Let Chris tell you the story…Chris: Today is the 24 October and as per plan we are going to clean the van and pack everything up in preparation for our handing back of the van on the morning of the 25th. A quick supper across the border was a great little treat to end our perfect trip. . . Imagine my horror when I start scanning my emails to find an urgent message enquiring as to our whereabouts and why had we not returned the van that morning. Panic, clammy palms and disbelief all at the same time. There must be a mistake, I would never do anything so stupid. . . After checking the paperwork, confident that they had messed up; I had to admit that ‘holiday brain’ had got the better of me. Tried to phone the office, tried to phone the after hours emergency number with no success; now I have visions of the police waiting on the quayside to arrest us as we attempt to escape to France. Bang went our international dinner. Good thing was. . . Early the next morning ( Spanish early being 9:15) when we got hold of the rental office they were quite relaxed and being the end of the tourist season hadn’t rented the van out again. We returned our beloved ScootR with a lump in our throats, paid for the extra day and found a taxi to Irun.
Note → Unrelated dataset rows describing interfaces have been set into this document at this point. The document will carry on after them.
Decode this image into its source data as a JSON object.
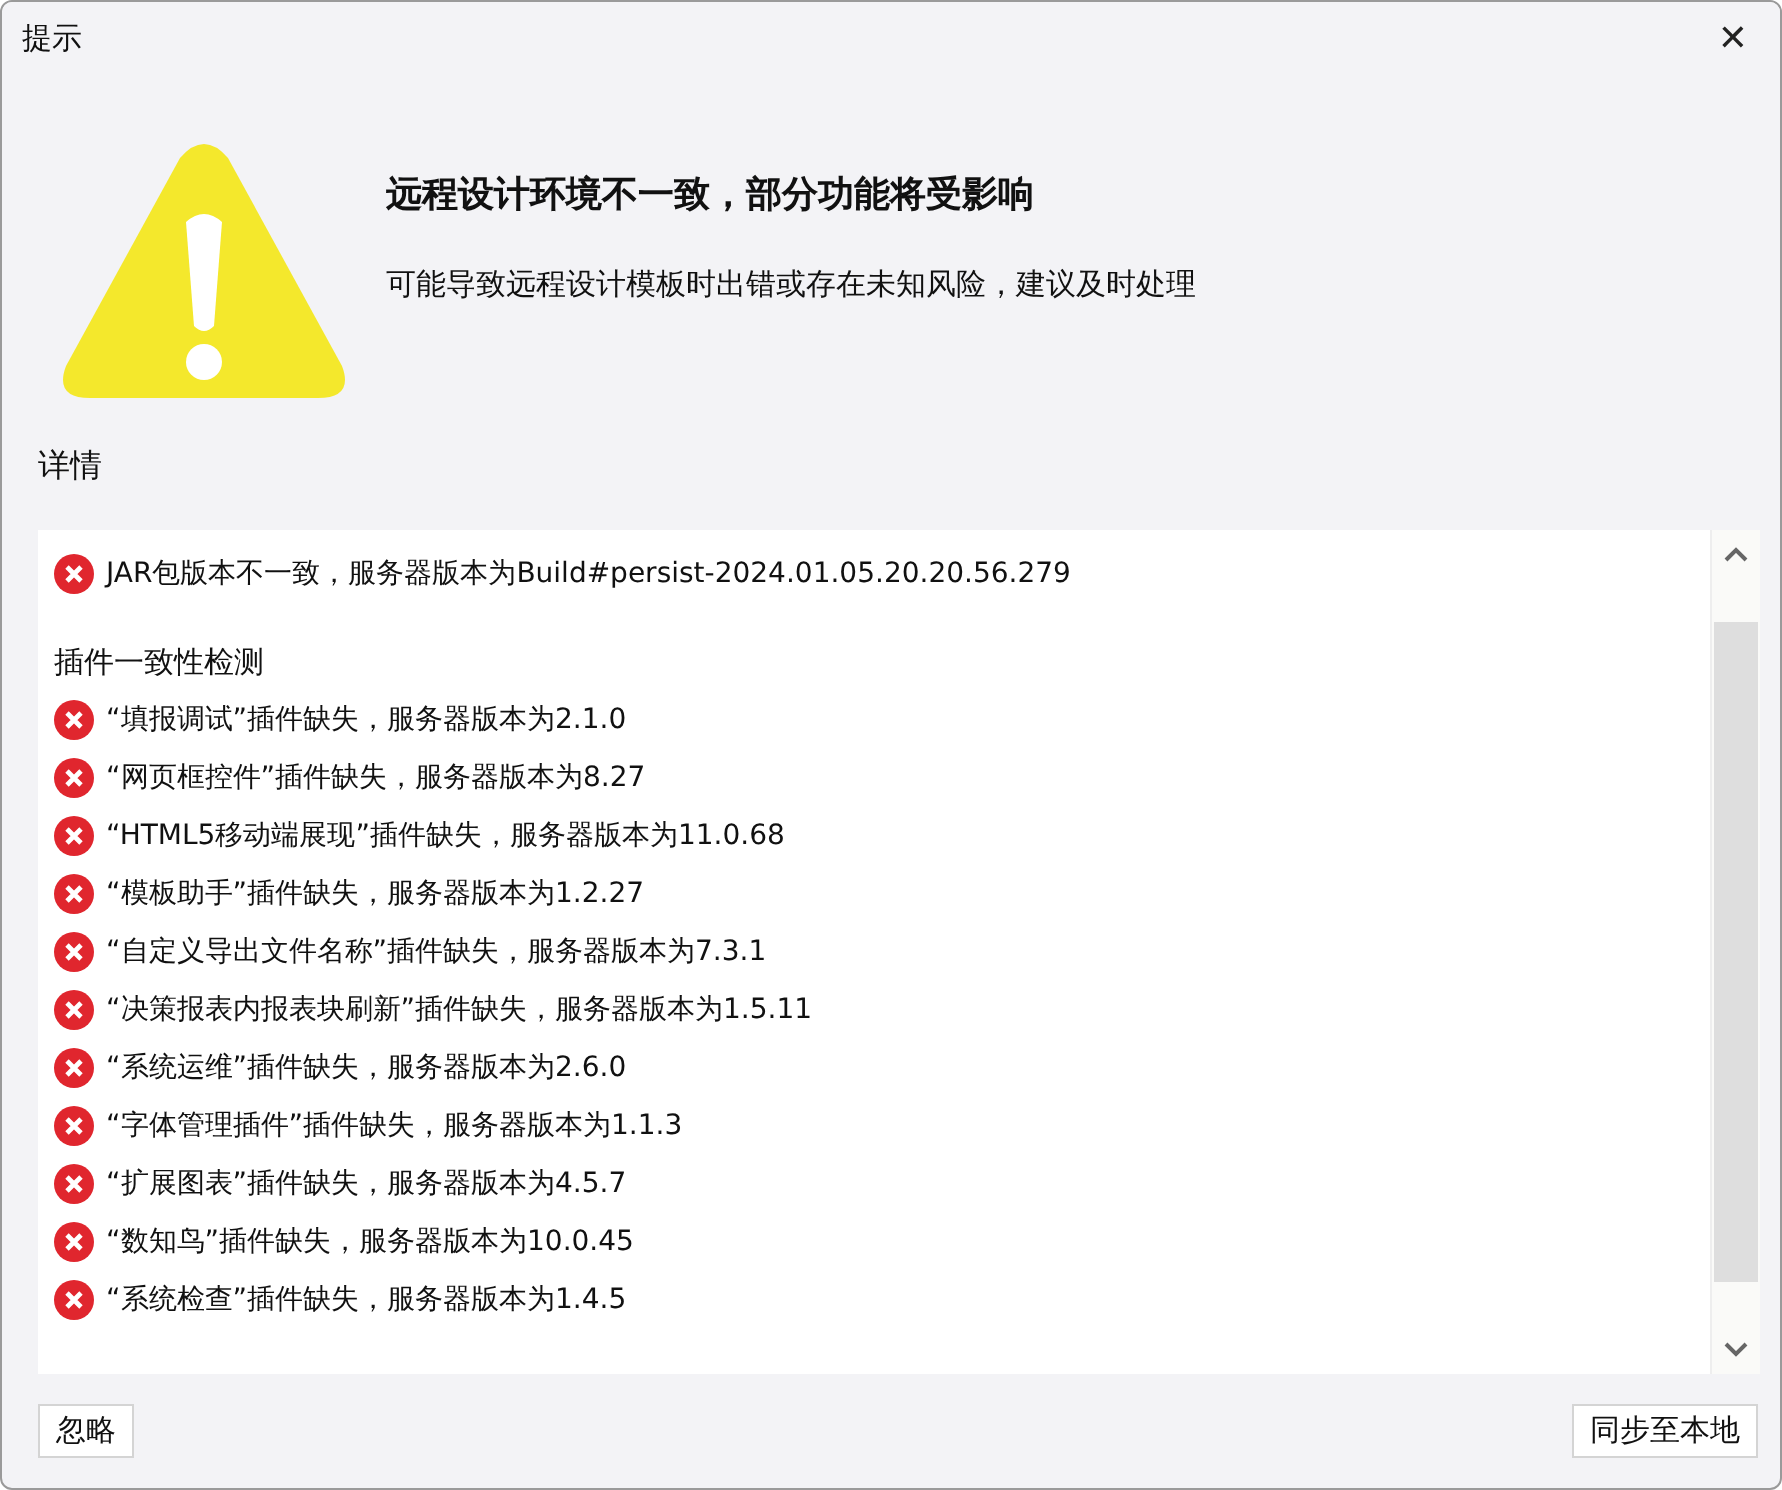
{
  "window": {
    "title": "提示",
    "close": "✕"
  },
  "message": {
    "heading": "远程设计环境不一致，部分功能将受影响",
    "body": "可能导致远程设计模板时出错或存在未知风险，建议及时处理"
  },
  "details_label": "详情",
  "details": [
    {
      "kind": "error",
      "text": "JAR包版本不一致，服务器版本为Build#persist-2024.01.05.20.20.56.279"
    },
    {
      "kind": "heading",
      "text": "插件一致性检测"
    },
    {
      "kind": "error",
      "text": "“填报调试”插件缺失，服务器版本为2.1.0"
    },
    {
      "kind": "error",
      "text": "“网页框控件”插件缺失，服务器版本为8.27"
    },
    {
      "kind": "error",
      "text": "“HTML5移动端展现”插件缺失，服务器版本为11.0.68"
    },
    {
      "kind": "error",
      "text": "“模板助手”插件缺失，服务器版本为1.2.27"
    },
    {
      "kind": "error",
      "text": "“自定义导出文件名称”插件缺失，服务器版本为7.3.1"
    },
    {
      "kind": "error",
      "text": "“决策报表内报表块刷新”插件缺失，服务器版本为1.5.11"
    },
    {
      "kind": "error",
      "text": "“系统运维”插件缺失，服务器版本为2.6.0"
    },
    {
      "kind": "error",
      "text": "“字体管理插件”插件缺失，服务器版本为1.1.3"
    },
    {
      "kind": "error",
      "text": "“扩展图表”插件缺失，服务器版本为4.5.7"
    },
    {
      "kind": "error",
      "text": "“数知鸟”插件缺失，服务器版本为10.0.45"
    },
    {
      "kind": "error",
      "text": "“系统检查”插件缺失，服务器版本为1.4.5"
    }
  ],
  "buttons": {
    "left": "忽略",
    "right": "同步至本地"
  }
}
Our story ends in Irun where we took the bus from Irun station to Bilbao Airport. A lovely air-conditioned €8 trip to the station in Bilbao(with free wifi), and then we jumped off and then on again for a marvellous €1.65 bus ride to the airport. The entire transit with suitcases and all was seamless and easy, nothing we could have achieved in South Africa that’s for sure. What a fitting end for the boodget
Those of you living in SA know we are home now in beautiful Cape Town, just in time to enjoy the summer season all over again. We loved every minute of this journey and we loved sharing it with you, but this is not the end…we have so many Parsleys Pursuits to still discover .
So keep on watching for updates and you never know we might allow you to come along again on the next one!
Adios, no Hasta Luuuuuego!